Hello! I thought I would brain dump some of the things I have tried while self-studying.
I have a (somewhat) ambitious goal to self-study mathematics to a BSc level in Mathematics, before the year 2025 (plucking that objective and timeframe out of thin air). I am attempting this while working a full-time job as a leader of a software development team.
Today, I won't be talking about goal formation, as clearly, I need to do better at it. However, I will be covering more day to day problems I have found when forming a study habit.
Pomodoro techniqueFor those who don't know, the Pomodoro technique is a focusing hack, whereby you give yourself 25 minutes of uninterrupted, 100% concentration-time, then a 5-minute break.
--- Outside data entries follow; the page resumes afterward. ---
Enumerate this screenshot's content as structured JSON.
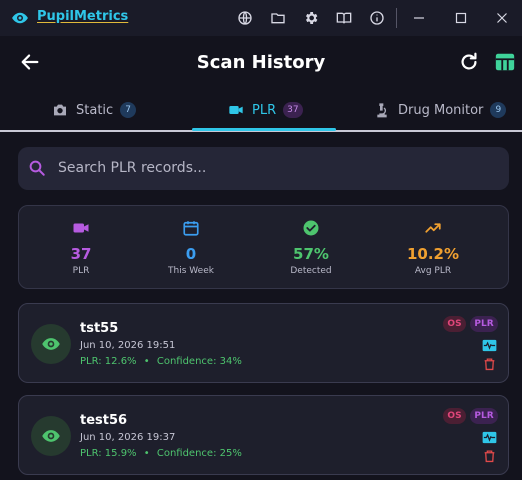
{
  "app": {
    "name": "PupilMetrics"
  },
  "header": {
    "title": "Scan History"
  },
  "tabs": [
    {
      "label": "Static",
      "count": "7",
      "active": false
    },
    {
      "label": "PLR",
      "count": "37",
      "active": true
    },
    {
      "label": "Drug Monitor",
      "count": "9",
      "active": false
    }
  ],
  "search": {
    "placeholder": "Search PLR records...",
    "value": ""
  },
  "stats": [
    {
      "value": "37",
      "label": "PLR",
      "color": "#b65be0",
      "icon": "video-icon"
    },
    {
      "value": "0",
      "label": "This Week",
      "color": "#3b9df0",
      "icon": "calendar-icon"
    },
    {
      "value": "57%",
      "label": "Detected",
      "color": "#4ec46e",
      "icon": "check-circle-icon"
    },
    {
      "value": "10.2%",
      "label": "Avg PLR",
      "color": "#f0a030",
      "icon": "trending-up-icon"
    }
  ],
  "records": [
    {
      "name": "tst55",
      "datetime": "Jun 10, 2026 19:51",
      "plr": "PLR: 12.6%",
      "separator": "•",
      "confidence": "Confidence: 34%",
      "tags": [
        "OS",
        "PLR"
      ]
    },
    {
      "name": "test56",
      "datetime": "Jun 10, 2026 19:37",
      "plr": "PLR: 15.9%",
      "separator": "•",
      "confidence": "Confidence: 25%",
      "tags": [
        "OS",
        "PLR"
      ]
    }
  ],
  "colors": {
    "accent": "#2fc6e8",
    "background": "#13131d",
    "card": "#1e1f2c",
    "danger": "#e24a4a",
    "success": "#4ec46e"
  }
}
The intuition of this is that Humans have a hard time concentrating after 20 minutes, their attention span breaks down. The importance of this technique lies in these 2 parts,
- You apply all your concentration on the task, during the 25 minutes. That means no facebook, no messaging people, no checking news updates or emails. You should be thinking only on the task at hand.
- You must have a break. Don't skip the break. Don't do a similar activity in your break time to what you were concentrating on. The value here is to disengage that tunnel vision and replenish your attention span. It's common to find creative solutions by accident at this time, as your brain is free to wander.
I like the Pomodoro technique. It feels nice to carve up your study time in 30-minute blocks and that it acknowledges the limitations of attention. I also use this technique when working on long DIY projects that really test my motivation.
I first built my study habit around performing 1 Pomodoro per day. This fits well with my daily schedule and did not take too much commitment to do.
I did find problems with this though. The 25 minutes would be good, but I would usually drop the 5-minute break in favour of responding to work emails/listening to podcasts/reading a book. That 5-minute period would be abused into cramming in another task requiring plenty of attention.
I still use the Pomodoro technique and I am experimenting with variants on the "1 Pomodoro per day" habit, which I will share in an upcoming post.
Thanks for reading!